Retype the records below so that each one matches exactly.

__________________________________________________

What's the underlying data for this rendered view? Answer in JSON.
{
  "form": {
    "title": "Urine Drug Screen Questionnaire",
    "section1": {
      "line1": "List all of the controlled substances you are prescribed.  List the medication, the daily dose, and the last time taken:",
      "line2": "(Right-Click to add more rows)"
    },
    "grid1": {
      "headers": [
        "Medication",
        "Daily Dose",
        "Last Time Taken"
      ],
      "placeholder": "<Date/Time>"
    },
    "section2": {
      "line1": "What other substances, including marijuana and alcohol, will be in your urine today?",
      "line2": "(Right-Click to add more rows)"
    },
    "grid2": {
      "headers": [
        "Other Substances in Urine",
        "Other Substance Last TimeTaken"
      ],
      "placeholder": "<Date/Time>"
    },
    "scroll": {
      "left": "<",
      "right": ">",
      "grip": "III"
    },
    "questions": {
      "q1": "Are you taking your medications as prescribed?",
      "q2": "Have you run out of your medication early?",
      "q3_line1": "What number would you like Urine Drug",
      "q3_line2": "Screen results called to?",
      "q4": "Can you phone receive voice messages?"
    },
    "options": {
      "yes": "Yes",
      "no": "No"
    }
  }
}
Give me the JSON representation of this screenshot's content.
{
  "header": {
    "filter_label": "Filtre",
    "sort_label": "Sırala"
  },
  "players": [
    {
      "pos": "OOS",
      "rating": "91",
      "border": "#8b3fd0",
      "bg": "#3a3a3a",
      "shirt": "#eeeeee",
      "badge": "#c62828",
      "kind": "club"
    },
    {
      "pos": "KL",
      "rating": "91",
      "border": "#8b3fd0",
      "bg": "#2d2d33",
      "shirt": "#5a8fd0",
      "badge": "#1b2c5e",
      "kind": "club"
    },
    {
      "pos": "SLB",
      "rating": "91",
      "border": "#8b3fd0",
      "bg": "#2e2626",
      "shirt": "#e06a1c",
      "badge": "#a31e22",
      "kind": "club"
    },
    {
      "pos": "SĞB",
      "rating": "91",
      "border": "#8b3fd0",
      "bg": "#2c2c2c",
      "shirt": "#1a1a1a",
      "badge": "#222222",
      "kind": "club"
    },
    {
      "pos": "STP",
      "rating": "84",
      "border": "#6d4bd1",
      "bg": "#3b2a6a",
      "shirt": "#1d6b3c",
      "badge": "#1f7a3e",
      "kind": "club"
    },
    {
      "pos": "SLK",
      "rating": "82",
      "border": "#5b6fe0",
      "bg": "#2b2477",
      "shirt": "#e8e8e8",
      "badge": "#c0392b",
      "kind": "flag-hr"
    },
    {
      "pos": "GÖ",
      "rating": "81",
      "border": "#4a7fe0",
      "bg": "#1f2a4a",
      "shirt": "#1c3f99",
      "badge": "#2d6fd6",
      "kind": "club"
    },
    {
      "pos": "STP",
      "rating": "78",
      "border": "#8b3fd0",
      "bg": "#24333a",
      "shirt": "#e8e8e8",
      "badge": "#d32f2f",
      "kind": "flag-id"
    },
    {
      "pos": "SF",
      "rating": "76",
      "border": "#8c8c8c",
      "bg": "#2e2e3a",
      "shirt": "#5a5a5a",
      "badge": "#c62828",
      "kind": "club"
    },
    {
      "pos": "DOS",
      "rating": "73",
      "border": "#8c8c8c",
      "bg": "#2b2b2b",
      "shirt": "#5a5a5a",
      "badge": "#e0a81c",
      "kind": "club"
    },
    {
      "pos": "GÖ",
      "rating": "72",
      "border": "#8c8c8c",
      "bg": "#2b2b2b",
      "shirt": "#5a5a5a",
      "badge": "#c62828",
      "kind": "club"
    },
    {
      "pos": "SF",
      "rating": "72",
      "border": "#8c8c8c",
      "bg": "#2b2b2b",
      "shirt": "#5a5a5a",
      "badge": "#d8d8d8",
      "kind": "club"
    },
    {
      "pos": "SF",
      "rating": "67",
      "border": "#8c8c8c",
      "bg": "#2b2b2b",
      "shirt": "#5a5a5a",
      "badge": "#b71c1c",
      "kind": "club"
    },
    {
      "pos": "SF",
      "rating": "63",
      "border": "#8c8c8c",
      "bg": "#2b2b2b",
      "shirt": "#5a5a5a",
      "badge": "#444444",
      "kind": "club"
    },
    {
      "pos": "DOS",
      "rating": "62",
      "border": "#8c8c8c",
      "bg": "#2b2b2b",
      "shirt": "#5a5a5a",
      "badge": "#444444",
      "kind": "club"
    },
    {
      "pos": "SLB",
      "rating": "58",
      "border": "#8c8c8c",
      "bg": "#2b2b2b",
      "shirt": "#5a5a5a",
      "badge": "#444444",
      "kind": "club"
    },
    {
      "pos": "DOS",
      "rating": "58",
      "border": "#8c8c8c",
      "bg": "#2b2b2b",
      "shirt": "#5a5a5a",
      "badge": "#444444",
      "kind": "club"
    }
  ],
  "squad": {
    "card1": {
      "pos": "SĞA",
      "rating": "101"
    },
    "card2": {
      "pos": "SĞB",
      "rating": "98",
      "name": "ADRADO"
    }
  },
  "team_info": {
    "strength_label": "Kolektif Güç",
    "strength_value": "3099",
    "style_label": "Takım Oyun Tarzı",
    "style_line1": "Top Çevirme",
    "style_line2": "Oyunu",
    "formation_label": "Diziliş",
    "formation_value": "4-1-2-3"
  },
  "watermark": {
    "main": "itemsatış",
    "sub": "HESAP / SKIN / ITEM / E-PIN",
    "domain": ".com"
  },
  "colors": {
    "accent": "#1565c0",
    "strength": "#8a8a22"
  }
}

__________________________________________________

◆ **ANSWER AREA**
What's the underlying data for this rendered view? Answer in JSON.
{
  "form": {
    "title": "Urine Drug Screen Questionnaire",
    "section1": {
      "line1": "List all of the controlled substances you are prescribed.  List the medication, the daily dose, and the last time taken:",
      "line2": "(Right-Click to add more rows)"
    },
    "grid1": {
      "headers": [
        "Medication",
        "Daily Dose",
        "Last Time Taken"
      ],
      "placeholder": "<Date/Time>"
    },
    "section2": {
      "line1": "What other substances, including marijuana and alcohol, will be in your urine today?",
      "line2": "(Right-Click to add more rows)"
    },
    "grid2": {
      "headers": [
        "Other Substances in Urine",
        "Other Substance Last TimeTaken"
      ],
      "placeholder": "<Date/Time>"
    },
    "scroll": {
      "left": "<",
      "right": ">",
      "grip": "III"
    },
    "questions": {
      "q1": "Are you taking your medications as prescribed?",
      "q2": "Have you run out of your medication early?",
      "q3_line1": "What number would you like Urine Drug",
      "q3_line2": "Screen results called to?",
      "q4": "Can you phone receive voice messages?"
    },
    "options": {
      "yes": "Yes",
      "no": "No"
    }
  }
}
Give me the JSON representation of this screenshot's content.
{
  "header": {
    "filter_label": "Filtre",
    "sort_label": "Sırala"
  },
  "players": [
    {
      "pos": "OOS",
      "rating": "91",
      "border": "#8b3fd0",
      "bg": "#3a3a3a",
      "shirt": "#eeeeee",
      "badge": "#c62828",
      "kind": "club"
    },
    {
      "pos": "KL",
      "rating": "91",
      "border": "#8b3fd0",
      "bg": "#2d2d33",
      "shirt": "#5a8fd0",
      "badge": "#1b2c5e",
      "kind": "club"
    },
    {
      "pos": "SLB",
      "rating": "91",
      "border": "#8b3fd0",
      "bg": "#2e2626",
      "shirt": "#e06a1c",
      "badge": "#a31e22",
      "kind": "club"
    },
    {
      "pos": "SĞB",
      "rating": "91",
      "border": "#8b3fd0",
      "bg": "#2c2c2c",
      "shirt": "#1a1a1a",
      "badge": "#222222",
      "kind": "club"
    },
    {
      "pos": "STP",
      "rating": "84",
      "border": "#6d4bd1",
      "bg": "#3b2a6a",
      "shirt": "#1d6b3c",
      "badge": "#1f7a3e",
      "kind": "club"
    },
    {
      "pos": "SLK",
      "rating": "82",
      "border": "#5b6fe0",
      "bg": "#2b2477",
      "shirt": "#e8e8e8",
      "badge": "#c0392b",
      "kind": "flag-hr"
    },
    {
      "pos": "GÖ",
      "rating": "81",
      "border": "#4a7fe0",
      "bg": "#1f2a4a",
      "shirt": "#1c3f99",
      "badge": "#2d6fd6",
      "kind": "club"
    },
    {
      "pos": "STP",
      "rating": "78",
      "border": "#8b3fd0",
      "bg": "#24333a",
      "shirt": "#e8e8e8",
      "badge": "#d32f2f",
      "kind": "flag-id"
    },
    {
      "pos": "SF",
      "rating": "76",
      "border": "#8c8c8c",
      "bg": "#2e2e3a",
      "shirt": "#5a5a5a",
      "badge": "#c62828",
      "kind": "club"
    },
    {
      "pos": "DOS",
      "rating": "73",
      "border": "#8c8c8c",
      "bg": "#2b2b2b",
      "shirt": "#5a5a5a",
      "badge": "#e0a81c",
      "kind": "club"
    },
    {
      "pos": "GÖ",
      "rating": "72",
      "border": "#8c8c8c",
      "bg": "#2b2b2b",
      "shirt": "#5a5a5a",
      "badge": "#c62828",
      "kind": "club"
    },
    {
      "pos": "SF",
      "rating": "72",
      "border": "#8c8c8c",
      "bg": "#2b2b2b",
      "shirt": "#5a5a5a",
      "badge": "#d8d8d8",
      "kind": "club"
    },
    {
      "pos": "SF",
      "rating": "67",
      "border": "#8c8c8c",
      "bg": "#2b2b2b",
      "shirt": "#5a5a5a",
      "badge": "#b71c1c",
      "kind": "club"
    },
    {
      "pos": "SF",
      "rating": "63",
      "border": "#8c8c8c",
      "bg": "#2b2b2b",
      "shirt": "#5a5a5a",
      "badge": "#444444",
      "kind": "club"
    },
    {
      "pos": "DOS",
      "rating": "62",
      "border": "#8c8c8c",
      "bg": "#2b2b2b",
      "shirt": "#5a5a5a",
      "badge": "#444444",
      "kind": "club"
    },
    {
      "pos": "SLB",
      "rating": "58",
      "border": "#8c8c8c",
      "bg": "#2b2b2b",
      "shirt": "#5a5a5a",
      "badge": "#444444",
      "kind": "club"
    },
    {
      "pos": "DOS",
      "rating": "58",
      "border": "#8c8c8c",
      "bg": "#2b2b2b",
      "shirt": "#5a5a5a",
      "badge": "#444444",
      "kind": "club"
    }
  ],
  "squad": {
    "card1": {
      "pos": "SĞA",
      "rating": "101"
    },
    "card2": {
      "pos": "SĞB",
      "rating": "98",
      "name": "ADRADO"
    }
  },
  "team_info": {
    "strength_label": "Kolektif Güç",
    "strength_value": "3099",
    "style_label": "Takım Oyun Tarzı",
    "style_line1": "Top Çevirme",
    "style_line2": "Oyunu",
    "formation_label": "Diziliş",
    "formation_value": "4-1-2-3"
  },
  "watermark": {
    "main": "itemsatış",
    "sub": "HESAP / SKIN / ITEM / E-PIN",
    "domain": ".com"
  },
  "colors": {
    "accent": "#1565c0",
    "strength": "#8a8a22"
  }
}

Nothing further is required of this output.